## ACTION ITEM
Answer with nothing but the number of lines in the listing below that contain "this".

## THE RECORDS

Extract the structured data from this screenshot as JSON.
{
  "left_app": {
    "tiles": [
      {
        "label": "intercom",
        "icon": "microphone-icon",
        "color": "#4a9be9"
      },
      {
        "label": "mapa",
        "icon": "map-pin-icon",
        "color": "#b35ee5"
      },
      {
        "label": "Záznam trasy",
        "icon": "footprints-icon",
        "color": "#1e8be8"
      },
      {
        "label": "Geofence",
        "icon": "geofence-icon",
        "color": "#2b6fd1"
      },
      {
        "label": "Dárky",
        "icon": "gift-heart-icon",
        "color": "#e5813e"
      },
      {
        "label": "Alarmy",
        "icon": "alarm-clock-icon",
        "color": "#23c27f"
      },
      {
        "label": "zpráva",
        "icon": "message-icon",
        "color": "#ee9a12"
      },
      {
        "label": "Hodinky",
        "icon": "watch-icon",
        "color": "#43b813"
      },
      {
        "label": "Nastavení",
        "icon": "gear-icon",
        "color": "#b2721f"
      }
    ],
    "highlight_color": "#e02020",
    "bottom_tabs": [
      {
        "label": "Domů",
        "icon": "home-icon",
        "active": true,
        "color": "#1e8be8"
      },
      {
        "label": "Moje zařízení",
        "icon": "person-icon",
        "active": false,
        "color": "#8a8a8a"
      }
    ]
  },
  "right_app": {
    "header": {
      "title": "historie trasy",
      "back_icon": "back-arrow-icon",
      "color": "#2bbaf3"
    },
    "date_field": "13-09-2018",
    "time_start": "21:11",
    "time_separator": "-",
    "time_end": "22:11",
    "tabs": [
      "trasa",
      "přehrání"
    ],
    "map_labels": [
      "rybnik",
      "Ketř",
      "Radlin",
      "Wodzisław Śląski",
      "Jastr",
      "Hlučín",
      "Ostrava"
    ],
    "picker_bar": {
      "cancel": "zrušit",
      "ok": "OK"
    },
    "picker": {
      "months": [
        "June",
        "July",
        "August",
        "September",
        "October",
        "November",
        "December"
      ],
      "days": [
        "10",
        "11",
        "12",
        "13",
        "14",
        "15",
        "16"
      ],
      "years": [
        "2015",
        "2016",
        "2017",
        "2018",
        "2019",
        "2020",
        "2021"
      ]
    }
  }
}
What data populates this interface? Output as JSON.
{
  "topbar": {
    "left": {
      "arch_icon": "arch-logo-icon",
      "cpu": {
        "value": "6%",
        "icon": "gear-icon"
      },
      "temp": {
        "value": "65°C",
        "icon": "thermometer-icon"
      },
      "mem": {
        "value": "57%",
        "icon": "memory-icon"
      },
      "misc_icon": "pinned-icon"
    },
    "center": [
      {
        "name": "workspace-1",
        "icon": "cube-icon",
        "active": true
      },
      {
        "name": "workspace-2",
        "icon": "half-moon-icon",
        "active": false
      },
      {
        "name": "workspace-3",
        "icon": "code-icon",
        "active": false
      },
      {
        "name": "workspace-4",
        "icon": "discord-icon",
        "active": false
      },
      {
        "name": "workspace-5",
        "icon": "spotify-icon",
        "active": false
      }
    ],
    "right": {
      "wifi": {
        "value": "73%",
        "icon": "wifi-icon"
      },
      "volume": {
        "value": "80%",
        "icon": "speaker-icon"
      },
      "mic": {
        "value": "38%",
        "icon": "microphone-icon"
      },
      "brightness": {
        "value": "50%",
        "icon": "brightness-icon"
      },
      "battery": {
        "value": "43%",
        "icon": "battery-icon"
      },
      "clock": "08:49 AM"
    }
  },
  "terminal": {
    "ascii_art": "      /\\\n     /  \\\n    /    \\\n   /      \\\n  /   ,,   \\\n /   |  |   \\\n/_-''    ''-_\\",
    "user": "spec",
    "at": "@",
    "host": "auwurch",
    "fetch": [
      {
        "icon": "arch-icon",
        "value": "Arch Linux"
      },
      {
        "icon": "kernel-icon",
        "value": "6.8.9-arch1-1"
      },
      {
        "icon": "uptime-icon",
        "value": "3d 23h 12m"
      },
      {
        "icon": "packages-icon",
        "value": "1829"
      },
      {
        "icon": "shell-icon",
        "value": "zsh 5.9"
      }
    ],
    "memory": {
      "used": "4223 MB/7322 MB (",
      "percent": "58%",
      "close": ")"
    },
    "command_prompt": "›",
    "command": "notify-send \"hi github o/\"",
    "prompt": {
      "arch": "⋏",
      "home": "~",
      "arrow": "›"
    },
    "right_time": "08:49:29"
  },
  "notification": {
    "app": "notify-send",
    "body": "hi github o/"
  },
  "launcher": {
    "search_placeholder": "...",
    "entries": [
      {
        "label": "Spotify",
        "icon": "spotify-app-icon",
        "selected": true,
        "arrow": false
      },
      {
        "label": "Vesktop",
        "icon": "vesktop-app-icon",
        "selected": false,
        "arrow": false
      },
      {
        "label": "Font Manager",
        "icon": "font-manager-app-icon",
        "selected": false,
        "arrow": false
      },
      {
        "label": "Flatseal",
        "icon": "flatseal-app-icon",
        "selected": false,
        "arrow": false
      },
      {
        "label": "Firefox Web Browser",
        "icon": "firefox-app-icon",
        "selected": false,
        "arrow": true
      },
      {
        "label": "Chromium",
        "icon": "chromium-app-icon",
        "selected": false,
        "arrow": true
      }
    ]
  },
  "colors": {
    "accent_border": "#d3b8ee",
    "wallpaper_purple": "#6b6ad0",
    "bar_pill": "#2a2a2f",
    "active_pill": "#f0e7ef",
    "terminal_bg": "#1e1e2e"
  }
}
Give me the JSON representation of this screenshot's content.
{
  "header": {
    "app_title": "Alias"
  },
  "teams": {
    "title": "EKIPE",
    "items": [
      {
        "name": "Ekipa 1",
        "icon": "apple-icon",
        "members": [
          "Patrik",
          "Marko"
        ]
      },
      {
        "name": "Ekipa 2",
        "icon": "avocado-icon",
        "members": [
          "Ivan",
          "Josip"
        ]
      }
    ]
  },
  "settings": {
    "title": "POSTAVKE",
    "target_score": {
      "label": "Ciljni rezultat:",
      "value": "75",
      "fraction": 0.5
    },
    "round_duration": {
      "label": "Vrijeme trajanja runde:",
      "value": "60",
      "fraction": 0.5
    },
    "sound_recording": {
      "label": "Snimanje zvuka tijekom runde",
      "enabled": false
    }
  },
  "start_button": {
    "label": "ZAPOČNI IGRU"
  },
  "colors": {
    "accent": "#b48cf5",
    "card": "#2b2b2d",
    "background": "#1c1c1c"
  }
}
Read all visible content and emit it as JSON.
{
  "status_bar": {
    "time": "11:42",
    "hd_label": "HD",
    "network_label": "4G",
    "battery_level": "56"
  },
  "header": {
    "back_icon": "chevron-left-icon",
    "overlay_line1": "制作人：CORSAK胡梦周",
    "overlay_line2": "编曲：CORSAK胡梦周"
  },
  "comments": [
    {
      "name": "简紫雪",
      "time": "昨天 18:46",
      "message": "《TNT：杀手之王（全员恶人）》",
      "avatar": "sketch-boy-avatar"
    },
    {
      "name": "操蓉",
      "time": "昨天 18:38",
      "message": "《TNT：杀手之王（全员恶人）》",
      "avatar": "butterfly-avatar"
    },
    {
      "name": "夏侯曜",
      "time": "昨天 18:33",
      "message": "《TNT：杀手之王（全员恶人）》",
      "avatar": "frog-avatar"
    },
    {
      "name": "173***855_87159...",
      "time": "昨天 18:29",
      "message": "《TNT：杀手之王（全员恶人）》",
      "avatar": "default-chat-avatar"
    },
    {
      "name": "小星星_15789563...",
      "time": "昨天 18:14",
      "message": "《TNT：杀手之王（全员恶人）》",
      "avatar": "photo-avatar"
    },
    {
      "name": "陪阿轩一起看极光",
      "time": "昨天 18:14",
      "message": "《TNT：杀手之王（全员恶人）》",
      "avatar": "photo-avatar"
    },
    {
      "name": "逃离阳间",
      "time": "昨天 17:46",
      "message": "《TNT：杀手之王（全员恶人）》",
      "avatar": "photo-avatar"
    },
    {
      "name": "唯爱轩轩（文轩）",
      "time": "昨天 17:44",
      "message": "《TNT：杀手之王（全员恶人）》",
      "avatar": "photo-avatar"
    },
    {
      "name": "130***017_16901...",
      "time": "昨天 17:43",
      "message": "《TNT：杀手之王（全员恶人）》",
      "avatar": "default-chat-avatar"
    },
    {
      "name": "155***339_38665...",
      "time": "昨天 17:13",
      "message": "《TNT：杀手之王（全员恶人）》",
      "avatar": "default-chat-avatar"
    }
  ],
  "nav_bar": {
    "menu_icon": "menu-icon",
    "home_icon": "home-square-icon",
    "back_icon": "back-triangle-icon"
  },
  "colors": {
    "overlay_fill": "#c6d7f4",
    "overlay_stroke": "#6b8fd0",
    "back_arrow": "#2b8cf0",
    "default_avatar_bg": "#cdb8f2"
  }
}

## COMPLETED EXERCISE
3